*Problem to solve*. Show every line from the data below that includes "caption".

*Records shown*.
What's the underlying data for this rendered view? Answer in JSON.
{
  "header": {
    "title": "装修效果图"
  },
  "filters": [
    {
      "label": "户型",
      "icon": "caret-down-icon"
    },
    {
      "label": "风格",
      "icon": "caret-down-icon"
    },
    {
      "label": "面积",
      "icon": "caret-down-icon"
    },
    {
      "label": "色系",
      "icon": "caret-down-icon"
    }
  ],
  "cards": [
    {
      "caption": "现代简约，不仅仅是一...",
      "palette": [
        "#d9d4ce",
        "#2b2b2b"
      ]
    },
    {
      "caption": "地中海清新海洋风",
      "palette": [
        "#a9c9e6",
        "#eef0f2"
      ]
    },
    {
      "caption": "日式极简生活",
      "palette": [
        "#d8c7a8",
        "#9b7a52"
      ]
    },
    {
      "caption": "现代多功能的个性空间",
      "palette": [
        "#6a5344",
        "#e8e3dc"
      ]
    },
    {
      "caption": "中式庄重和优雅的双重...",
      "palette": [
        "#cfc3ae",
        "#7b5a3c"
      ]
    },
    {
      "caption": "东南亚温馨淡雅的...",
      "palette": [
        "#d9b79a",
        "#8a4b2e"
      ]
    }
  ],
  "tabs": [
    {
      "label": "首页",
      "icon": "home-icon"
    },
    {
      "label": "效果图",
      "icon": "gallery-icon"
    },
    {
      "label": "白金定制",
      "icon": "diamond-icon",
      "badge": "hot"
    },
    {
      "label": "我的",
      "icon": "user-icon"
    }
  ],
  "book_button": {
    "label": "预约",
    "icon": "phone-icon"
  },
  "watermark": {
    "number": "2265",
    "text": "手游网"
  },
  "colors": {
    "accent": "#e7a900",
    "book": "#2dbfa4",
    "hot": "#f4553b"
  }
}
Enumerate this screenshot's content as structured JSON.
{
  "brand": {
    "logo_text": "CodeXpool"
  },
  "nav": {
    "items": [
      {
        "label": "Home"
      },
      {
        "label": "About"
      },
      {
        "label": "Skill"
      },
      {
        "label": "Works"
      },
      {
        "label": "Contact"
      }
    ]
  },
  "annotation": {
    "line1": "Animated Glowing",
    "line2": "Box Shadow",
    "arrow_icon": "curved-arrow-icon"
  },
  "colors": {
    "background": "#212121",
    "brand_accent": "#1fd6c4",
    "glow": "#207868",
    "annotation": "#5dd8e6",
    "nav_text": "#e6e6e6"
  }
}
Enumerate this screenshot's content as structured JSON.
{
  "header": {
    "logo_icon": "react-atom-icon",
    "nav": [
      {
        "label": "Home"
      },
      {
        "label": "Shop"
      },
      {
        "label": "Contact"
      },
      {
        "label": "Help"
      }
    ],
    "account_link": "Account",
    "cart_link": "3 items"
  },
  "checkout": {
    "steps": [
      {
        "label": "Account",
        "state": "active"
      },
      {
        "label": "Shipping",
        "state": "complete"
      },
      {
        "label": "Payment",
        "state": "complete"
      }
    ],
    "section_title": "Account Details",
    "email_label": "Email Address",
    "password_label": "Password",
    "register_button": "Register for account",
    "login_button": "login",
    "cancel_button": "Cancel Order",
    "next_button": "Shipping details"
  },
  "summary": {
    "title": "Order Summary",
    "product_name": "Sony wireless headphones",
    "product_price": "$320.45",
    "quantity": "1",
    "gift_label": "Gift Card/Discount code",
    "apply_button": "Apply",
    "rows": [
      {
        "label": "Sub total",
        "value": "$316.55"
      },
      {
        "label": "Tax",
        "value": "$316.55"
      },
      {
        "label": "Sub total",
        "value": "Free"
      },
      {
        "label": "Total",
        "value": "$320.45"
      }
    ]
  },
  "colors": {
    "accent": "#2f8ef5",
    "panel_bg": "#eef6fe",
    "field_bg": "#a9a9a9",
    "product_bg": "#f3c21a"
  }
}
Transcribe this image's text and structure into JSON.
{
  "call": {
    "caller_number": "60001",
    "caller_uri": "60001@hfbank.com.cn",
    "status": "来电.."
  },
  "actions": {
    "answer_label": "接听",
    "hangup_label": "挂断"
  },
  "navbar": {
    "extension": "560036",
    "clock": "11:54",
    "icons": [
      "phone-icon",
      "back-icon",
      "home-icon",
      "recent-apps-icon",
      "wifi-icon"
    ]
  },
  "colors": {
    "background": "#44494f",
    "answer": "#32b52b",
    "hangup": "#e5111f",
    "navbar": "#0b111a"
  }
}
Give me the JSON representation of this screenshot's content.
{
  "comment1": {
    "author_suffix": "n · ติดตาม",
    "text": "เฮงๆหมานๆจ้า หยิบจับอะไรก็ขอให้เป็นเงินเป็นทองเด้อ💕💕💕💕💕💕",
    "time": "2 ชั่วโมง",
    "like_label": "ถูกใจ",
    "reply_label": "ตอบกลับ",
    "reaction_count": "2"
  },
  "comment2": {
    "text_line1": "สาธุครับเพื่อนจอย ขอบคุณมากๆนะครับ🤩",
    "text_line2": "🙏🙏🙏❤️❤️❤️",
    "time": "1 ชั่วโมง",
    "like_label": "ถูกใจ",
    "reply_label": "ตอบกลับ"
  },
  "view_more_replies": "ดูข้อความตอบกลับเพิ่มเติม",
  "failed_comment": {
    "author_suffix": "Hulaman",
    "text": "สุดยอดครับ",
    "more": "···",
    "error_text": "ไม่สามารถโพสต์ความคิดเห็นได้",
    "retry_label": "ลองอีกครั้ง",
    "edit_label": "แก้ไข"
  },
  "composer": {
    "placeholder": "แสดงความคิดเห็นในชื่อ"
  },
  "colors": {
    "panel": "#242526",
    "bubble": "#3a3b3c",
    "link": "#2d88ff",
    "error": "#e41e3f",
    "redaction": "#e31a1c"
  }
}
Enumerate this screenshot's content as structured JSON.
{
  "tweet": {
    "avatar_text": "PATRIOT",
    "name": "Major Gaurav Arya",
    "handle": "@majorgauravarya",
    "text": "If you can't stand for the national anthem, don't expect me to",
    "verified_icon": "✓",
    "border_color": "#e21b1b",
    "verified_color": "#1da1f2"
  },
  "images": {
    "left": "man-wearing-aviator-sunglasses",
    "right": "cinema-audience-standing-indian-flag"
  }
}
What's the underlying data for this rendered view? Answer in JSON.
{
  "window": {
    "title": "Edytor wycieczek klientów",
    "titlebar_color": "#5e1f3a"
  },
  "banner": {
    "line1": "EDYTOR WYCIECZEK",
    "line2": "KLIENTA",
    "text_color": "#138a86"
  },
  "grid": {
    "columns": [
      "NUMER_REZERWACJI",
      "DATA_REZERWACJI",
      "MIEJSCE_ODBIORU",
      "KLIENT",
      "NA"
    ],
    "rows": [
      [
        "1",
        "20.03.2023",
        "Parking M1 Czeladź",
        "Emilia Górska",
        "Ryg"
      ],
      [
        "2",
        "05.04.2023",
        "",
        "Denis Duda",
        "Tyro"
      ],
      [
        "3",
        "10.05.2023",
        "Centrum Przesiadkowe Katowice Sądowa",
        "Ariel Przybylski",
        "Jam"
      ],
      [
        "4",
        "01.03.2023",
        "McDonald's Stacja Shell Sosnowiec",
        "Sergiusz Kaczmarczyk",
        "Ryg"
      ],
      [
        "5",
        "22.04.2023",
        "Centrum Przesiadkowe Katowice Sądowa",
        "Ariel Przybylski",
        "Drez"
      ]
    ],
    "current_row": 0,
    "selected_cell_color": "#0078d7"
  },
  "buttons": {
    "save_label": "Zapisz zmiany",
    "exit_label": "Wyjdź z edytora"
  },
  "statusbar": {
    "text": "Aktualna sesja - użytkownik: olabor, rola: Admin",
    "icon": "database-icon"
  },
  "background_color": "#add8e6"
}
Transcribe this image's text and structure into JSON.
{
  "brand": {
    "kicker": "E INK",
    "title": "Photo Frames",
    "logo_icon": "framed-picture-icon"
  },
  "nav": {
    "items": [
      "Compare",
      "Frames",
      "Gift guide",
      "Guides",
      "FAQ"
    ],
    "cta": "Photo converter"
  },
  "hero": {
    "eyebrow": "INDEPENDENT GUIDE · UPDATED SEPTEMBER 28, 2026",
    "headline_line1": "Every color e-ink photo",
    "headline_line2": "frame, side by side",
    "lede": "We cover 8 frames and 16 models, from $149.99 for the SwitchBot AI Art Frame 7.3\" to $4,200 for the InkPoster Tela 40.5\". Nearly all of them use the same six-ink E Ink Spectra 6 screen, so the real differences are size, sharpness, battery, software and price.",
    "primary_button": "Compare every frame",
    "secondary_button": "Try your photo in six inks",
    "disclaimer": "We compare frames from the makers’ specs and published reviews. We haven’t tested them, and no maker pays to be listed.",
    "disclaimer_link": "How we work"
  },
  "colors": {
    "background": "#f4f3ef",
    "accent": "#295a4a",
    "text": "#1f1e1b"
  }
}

*Result of this task*.
      "caption": "现代简约，不仅仅是一...",
      "caption": "地中海清新海洋风",
      "caption": "日式极简生活",
      "caption": "现代多功能的个性空间",
      "caption": "中式庄重和优雅的双重...",
      "caption": "东南亚温馨淡雅的...",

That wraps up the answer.